Don’t make assumptions about what will interest students or who they will be friends with based on their gender.
Have equal and high expectations of behaviour, regardless of gender. Be aware of internalized messages that boys should be rambunctious and girls should be compliant: these messages are both untrue and damaging. Ensure our expectations, interactions, impressions and grades are not skewed by these biases.
Set the expectation that students cannot discriminate by gender. Educators often assume students will only be friends with, or work in groups with, kids of the same gender, missing many friendship opportunities.
Ensure we do not perpetuate the objectification of female bodies. You will notice that students react differently to images of males and females by the time they are only about eight or nine years of age. Children learn appropriate reactions to bodies from adults, and we can teach them not to objectify female bodies.
Promote women’s sports equally to men’s sports. Sports are so important and influential for many children, yet the disparity in the importance given to men’s and women’s sports is enormous. This is blatant sexism and extremely damaging to young people. Teach children to value male and female athletes and teams.
Consider ways of dividing student sports other than by gender. For example, instead of having a boys’ team and a girls’ team, why not have beginner, intermediate and experienced divisions? Or competitive and recreational leagues?
Promote efforts by school boards to build gender-neutral washrooms. Some school boards have already built new schools or retrofitted existing schools with gender-neutral washrooms, with full-sized doors and safe, open areas to wash hands. Dedicated gender-neutral washrooms don’t promote gender policing and allow for adult supervision, making schools safer not only for 2SLGBTQIA+ and otherwise gender non-conforming students, but for all students.
There are too many scenarios that occur within schools to address them all in the scope of any one text, never mind the limited scope of this article.
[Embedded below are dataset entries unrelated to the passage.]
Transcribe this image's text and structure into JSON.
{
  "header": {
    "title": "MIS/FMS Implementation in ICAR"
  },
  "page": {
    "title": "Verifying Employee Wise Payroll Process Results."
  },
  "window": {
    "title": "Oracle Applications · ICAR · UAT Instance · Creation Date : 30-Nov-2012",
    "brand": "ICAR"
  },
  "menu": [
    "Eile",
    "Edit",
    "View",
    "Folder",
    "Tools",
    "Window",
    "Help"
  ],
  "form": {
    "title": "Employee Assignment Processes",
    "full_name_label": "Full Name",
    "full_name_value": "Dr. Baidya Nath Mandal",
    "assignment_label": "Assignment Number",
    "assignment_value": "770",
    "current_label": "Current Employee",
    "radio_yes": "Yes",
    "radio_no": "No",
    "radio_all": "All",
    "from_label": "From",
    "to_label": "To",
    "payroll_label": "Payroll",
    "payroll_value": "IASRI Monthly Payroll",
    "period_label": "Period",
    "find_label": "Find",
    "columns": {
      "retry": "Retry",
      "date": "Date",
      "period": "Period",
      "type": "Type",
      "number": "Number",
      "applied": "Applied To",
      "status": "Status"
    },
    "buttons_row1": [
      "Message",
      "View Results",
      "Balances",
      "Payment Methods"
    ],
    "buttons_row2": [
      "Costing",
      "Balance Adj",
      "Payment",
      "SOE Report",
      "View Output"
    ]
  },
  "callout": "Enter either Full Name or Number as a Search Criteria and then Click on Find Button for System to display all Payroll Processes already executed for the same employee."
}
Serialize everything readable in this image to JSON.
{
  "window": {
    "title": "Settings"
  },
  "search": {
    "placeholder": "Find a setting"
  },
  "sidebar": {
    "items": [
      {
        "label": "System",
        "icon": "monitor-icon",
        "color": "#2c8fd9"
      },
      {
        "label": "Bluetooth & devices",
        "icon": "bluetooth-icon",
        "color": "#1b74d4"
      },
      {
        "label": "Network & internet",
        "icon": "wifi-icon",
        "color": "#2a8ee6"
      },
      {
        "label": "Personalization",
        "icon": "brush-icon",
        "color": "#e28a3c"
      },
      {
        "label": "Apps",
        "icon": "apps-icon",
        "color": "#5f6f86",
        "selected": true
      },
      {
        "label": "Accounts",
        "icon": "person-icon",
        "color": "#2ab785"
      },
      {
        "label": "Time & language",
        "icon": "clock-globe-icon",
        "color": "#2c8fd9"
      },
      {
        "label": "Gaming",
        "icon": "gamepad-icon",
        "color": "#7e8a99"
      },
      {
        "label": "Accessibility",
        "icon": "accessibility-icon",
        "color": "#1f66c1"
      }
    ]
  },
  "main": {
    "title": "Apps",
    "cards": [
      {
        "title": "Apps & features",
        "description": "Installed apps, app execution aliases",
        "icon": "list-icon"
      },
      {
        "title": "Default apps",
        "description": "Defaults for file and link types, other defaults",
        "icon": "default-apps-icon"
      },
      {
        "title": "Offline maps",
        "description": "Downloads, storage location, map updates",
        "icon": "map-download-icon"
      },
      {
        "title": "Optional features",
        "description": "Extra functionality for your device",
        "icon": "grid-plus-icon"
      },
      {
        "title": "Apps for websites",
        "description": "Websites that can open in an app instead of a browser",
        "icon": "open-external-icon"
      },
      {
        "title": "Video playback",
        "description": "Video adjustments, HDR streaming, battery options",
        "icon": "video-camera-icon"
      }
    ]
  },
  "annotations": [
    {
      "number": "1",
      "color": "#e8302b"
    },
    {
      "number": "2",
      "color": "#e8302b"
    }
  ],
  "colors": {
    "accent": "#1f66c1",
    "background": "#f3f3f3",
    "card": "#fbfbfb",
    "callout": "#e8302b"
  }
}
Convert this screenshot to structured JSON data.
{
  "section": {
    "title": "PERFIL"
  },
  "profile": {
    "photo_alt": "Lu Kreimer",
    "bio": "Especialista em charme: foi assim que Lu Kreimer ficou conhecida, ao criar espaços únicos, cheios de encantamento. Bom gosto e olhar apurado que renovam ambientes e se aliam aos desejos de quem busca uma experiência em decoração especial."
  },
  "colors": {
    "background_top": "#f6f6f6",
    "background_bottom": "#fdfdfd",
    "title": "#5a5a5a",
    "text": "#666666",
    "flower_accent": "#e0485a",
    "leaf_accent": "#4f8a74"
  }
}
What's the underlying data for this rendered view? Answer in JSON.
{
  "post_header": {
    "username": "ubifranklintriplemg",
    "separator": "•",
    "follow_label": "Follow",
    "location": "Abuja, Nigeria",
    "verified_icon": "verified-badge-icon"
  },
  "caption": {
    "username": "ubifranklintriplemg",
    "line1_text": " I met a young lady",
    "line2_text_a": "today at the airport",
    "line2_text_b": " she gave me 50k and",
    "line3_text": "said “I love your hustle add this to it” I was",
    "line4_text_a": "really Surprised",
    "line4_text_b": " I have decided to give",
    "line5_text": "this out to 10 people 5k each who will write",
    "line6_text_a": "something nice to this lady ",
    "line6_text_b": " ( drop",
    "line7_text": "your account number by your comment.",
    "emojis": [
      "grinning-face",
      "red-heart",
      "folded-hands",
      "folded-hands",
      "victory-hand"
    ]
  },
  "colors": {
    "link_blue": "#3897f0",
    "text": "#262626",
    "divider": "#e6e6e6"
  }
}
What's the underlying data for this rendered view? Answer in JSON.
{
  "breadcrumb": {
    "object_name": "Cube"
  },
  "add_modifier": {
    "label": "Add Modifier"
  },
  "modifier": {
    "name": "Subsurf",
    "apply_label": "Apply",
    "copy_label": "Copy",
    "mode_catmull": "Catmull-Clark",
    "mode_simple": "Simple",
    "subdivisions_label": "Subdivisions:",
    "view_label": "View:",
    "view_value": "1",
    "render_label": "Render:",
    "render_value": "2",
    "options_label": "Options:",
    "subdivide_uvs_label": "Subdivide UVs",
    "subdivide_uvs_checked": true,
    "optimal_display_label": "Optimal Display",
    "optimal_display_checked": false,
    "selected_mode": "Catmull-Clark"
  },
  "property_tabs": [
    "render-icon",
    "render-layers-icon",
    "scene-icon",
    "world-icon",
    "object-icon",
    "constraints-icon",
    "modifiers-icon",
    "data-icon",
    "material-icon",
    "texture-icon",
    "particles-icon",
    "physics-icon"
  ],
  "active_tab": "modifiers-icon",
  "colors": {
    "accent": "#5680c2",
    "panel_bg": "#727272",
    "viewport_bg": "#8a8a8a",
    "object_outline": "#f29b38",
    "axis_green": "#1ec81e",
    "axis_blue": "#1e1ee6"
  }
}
But if we hold the core understandings above as truths at the root of our pedagogy and interactions with students, we will begin to break down the gender binary, benefiting students of all genders.
Jey Plourde is a member of the Upper Grand Teacher Local.